    So it was terrible, but with the huge advances in regulations and more importantly the technology I don't see the problem. I also base my view on the fact that so many plants have existed for so long, and those are the only 3 incidents.

    Thank you for pointing out my mistake. Now I will be more correct about this in the future.
     
  13. Mognakor

    Mognakor Well-Known Member

    Despite the claim that the chances are so low and the system is safe we allready have so much incidents. It seems that incompetence is something you cannot eliminate which makes the 'perfect' systems so prone to mistakes.

    And it's not 3 incidents it's 11 incidents of the size of Harrisburg or above (INES-5). 11 incidents from a perfectly safe system, this should ring alarm bells.

    In risk-management, dangers with very high impact are still classed in the most serious categories even when the chance is low - nuclear power plants at least belong to the ALARP-category if not being inacceptable.
     
  14. Blarrg

    Blarrg Well-Known Member

    Its even funnier because people think recycling has to do with global warming.

    We sure do emit tons of CO2 when making plastic, glass, and cardboard compared to recycled plastic, glass, and cardboard. :cat:
     
  15. Mognakor

    Mognakor Well-Known Member

    In certain ways it is true.

    When pumping up oil we bring CO2 and other things onto the surface, recycling plastic reduces the amount of oil required.

    Glas needs ingredients and to make those we need energy and where energy is there is CO2, recycling again reduces the amount of work needed for producing a 'new' bottle.

    Same applies to paper.


    I can't give you exact numbers but it sure reduces the amount of greenhouse gases in the atmosphere and apart from that it still fullfills another important purpose so whats wrong with recycling?
     
  16. Valveritter

    Valveritter Well-Known Member

    Note that cow farts are just as much a factor in Global Warming / Climate Change as CO2, and that water vapor, the greenhouse gas which someone mentioned, increases in concentration in the atmosphere when the world heats up. With water vapor, it could just as easily be: water vapor increases by x% because the temperature has increased by y degrees due to the effect of Green House Gasses.
     
  17. Mognakor

    Mognakor Well-Known Member

    And a huge amount of cows are raised purely as supply for meat by humans, different purpose but still caused by humans in the end.
     
  18. Valveritter

    Valveritter Well-Known Member

    Yes, because we are eating too much meat nowadays.

    And people ask why I'm a veggie...
     
  19. r0xo

    r0xo Well-Known Member

    I especially agree with this part.

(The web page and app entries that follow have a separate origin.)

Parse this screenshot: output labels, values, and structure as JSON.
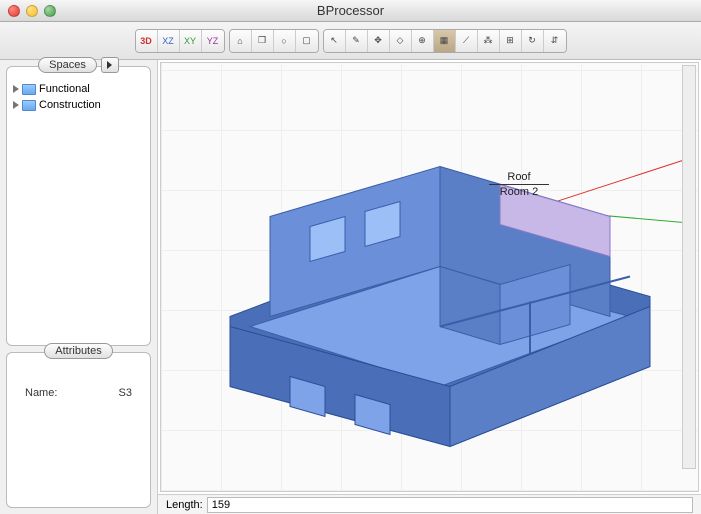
{
  "window": {
    "title": "BProcessor"
  },
  "toolbar": {
    "view_group": [
      "3D",
      "XZ",
      "XY",
      "YZ"
    ],
    "nav_group": [
      "home",
      "cube",
      "sphere",
      "box"
    ],
    "tool_group": [
      "arrow",
      "pencil",
      "compass",
      "diamond",
      "target",
      "fill",
      "measure",
      "wand",
      "split",
      "rotate",
      "align"
    ]
  },
  "sidebar": {
    "spaces": {
      "tab_label": "Spaces",
      "items": [
        {
          "label": "Functional"
        },
        {
          "label": "Construction"
        }
      ]
    },
    "attributes": {
      "tab_label": "Attributes",
      "rows": [
        {
          "label": "Name:",
          "value": "S3"
        }
      ]
    }
  },
  "viewport": {
    "labels": {
      "roof": "Roof",
      "room": "Room 2"
    }
  },
  "status": {
    "label": "Length:",
    "value": "159"
  },
  "colors": {
    "wall": "#5b7fc7",
    "wall_dark": "#3a5fa8",
    "floor": "#7fa3e8",
    "highlight": "#c8b8e8"
  }
}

It isn't always better for the environment or sensible.

    But I still think overall it should be done.

    One example of when it is unnecessary is paper. The transport emissions and chemicals needed as well as the emissions of the factory. And people tend to talk about deforestation, but the trees used for paper are man made forests for this purpose.
     
  20. Drone_7

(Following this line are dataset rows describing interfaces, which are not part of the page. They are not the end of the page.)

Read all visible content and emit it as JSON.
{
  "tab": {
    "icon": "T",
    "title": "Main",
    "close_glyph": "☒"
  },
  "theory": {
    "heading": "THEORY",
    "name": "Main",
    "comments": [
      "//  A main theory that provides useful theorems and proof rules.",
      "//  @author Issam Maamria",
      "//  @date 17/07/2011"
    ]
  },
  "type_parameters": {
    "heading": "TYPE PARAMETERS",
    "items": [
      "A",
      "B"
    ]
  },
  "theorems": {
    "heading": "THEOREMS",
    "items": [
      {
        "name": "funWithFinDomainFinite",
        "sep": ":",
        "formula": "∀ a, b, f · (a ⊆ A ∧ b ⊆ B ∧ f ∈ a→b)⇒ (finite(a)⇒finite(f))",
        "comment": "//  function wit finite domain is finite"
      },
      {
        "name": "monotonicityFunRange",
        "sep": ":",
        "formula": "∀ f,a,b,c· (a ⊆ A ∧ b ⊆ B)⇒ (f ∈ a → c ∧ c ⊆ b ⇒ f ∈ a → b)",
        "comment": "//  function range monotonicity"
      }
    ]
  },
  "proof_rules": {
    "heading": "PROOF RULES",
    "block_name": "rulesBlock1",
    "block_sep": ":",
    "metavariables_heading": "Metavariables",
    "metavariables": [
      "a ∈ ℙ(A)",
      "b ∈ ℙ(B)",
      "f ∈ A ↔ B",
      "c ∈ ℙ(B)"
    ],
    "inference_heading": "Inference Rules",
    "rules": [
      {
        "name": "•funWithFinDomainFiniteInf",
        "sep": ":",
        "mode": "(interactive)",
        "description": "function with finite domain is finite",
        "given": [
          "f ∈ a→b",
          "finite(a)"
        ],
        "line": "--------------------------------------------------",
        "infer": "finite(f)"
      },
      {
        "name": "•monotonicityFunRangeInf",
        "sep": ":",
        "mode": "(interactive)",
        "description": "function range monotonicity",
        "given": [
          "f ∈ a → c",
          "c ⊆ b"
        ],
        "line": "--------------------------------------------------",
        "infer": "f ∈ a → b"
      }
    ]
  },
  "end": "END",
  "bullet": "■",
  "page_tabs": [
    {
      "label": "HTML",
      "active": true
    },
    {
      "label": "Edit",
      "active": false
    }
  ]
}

    Drone_7 Well-Known Member

    Coincidentally don't believe everything you see on the tv. Usually everything has a bias, those who claim there is no global warming will fudge the numbers, those who claim there is global warming will also fudge the numbers. Shock and awe tactics 101. As posters above me have mentioned, just because its not a human directly creating the gases, doesn't mean they aren't there because of humans.

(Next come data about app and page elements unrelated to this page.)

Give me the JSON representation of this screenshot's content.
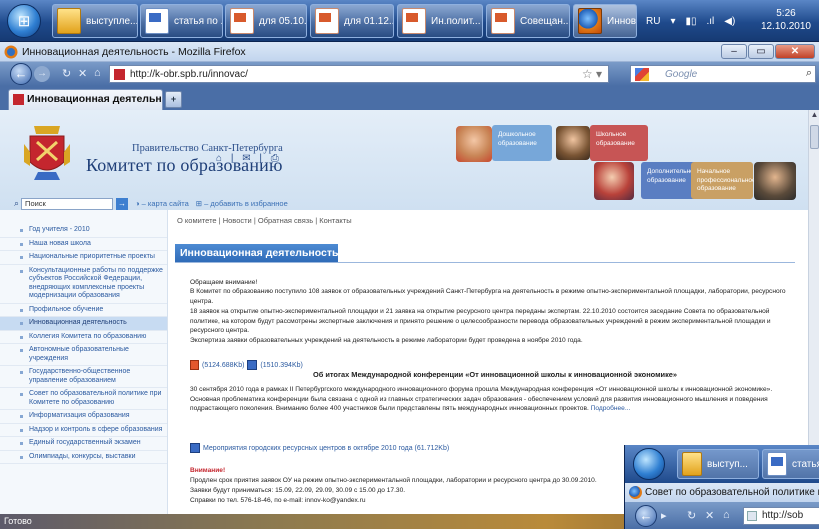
{
  "taskbar": {
    "items": [
      {
        "label": "выступле...",
        "icon": "folder-icon"
      },
      {
        "label": "статья по ...",
        "icon": "word-doc-icon"
      },
      {
        "label": "для 05.10...",
        "icon": "powerpoint-icon"
      },
      {
        "label": "для 01.12...",
        "icon": "powerpoint-icon"
      },
      {
        "label": "Ин.полит...",
        "icon": "powerpoint-icon"
      },
      {
        "label": "Совещан...",
        "icon": "powerpoint-icon"
      },
      {
        "label": "Инновац...",
        "icon": "firefox-icon"
      }
    ],
    "lang": "RU",
    "time": "5:26",
    "date": "12.10.2010"
  },
  "window": {
    "title": "Инновационная деятельность - Mozilla Firefox",
    "url": "http://k-obr.spb.ru/innovac/",
    "search_placeholder": "Google",
    "tab_label": "Инновационная деятельно...",
    "status": "Готово"
  },
  "site": {
    "gov": "Правительство Санкт-Петербурга",
    "committee": "Комитет по образованию",
    "header_icons": "⌂ | ✉ | ⎙",
    "search_value": "Поиск",
    "sitemap": "– карта сайта",
    "favorites": "– добавить в избранное",
    "boxes": [
      "Дошкольное образование",
      "Школьное образование",
      "Дополнительное образование",
      "Начальное профессиональное образование"
    ],
    "topnav": "О комитете | Новости | Обратная связь | Контакты",
    "sidebar": [
      "Год учителя - 2010",
      "Наша новая школа",
      "Национальные приоритетные проекты",
      "Консультационные работы по поддержке субъектов Российской Федерации, внедряющих комплексные проекты модернизации образования",
      "Профильное обучение",
      "Инновационная деятельность",
      "Коллегия Комитета по образованию",
      "Автономные образовательные учреждения",
      "Государственно-общественное управление образованием",
      "Совет по образовательной политике при Комитете по образованию",
      "Информатизация образования",
      "Надзор и контроль в сфере образования",
      "Единый государственный экзамен",
      "Олимпиады, конкурсы, выставки"
    ],
    "active_index": 5,
    "page_title": "Инновационная деятельность",
    "attention": "Обращаем внимание!",
    "p1": "В Комитет по образованию поступило 108 заявок от образовательных учреждений Санкт-Петербурга на деятельность в режиме опытно-экспериментальной площадки, лаборатории, ресурсного центра.",
    "p2": "18 заявок на открытие опытно-экспериментальной площадки и 21 заявка на открытие ресурсного центра переданы экспертам. 22.10.2010 состоится заседание Совета по образовательной политике, на котором будут рассмотрены экспертные заключения и принято решение о целесообразности перевода образовательных учреждений в режим экспериментальной площадки и ресурсного центра.",
    "p3": "Экспертиза заявки образовательных учреждений на деятельность в режиме лаборатории будет проведена в ноябре 2010 года.",
    "file1": "(5124.688Kb)",
    "file2": "(1510.394Kb)",
    "conf_title": "Об итогах Международной конференции «От инновационной школы к инновационной экономике»",
    "conf_text": "30 сентября 2010 года в рамках II Петербургского международного инновационного форума прошла Международная конференция «От инновационной школы к инновационной экономике». Основная проблематика конференции была связана с одной из главных стратегических задач образования - обеспечением условий для развития инновационного мышления и поведения подрастающего поколения. Вниманию более 400 участников были представлены пять международных инновационных проектов.",
    "more": "Подробнее...",
    "events_link": "Мероприятия городских ресурсных центров в октябре 2010 года (61.712Kb)",
    "attention2": "Внимание!",
    "deadline": "Продлен срок приятия заявок ОУ на режим опытно-экспериментальной площадки, лаборатории и ресурсного центра до 30.09.2010.",
    "dates": "Заявки будут приниматься: 15.09, 22.09, 29.09, 30.09 с 15.00 до 17.30.",
    "contact": "Справки по тел. 576-18-46, по e-mail: innov-ko@yandex.ru"
  },
  "overlay": {
    "items": [
      "выступ...",
      "статья"
    ],
    "title": "Совет по образовательной политике п",
    "url": "http://sob"
  }
}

    There have always been GHG's on the planet, but at levels that weren't rapidly harmful and wouldn't cause any damage to ecosystems. GHG's have risen dramatically since humanity came into the picture (obviously a lot more in contemporary society). To the point where the atmosphere can't naturally dissipate the gases and thus we are seeing a rapid deterioration of the atmosphere (rapid in relation to the entire life-span of the planet).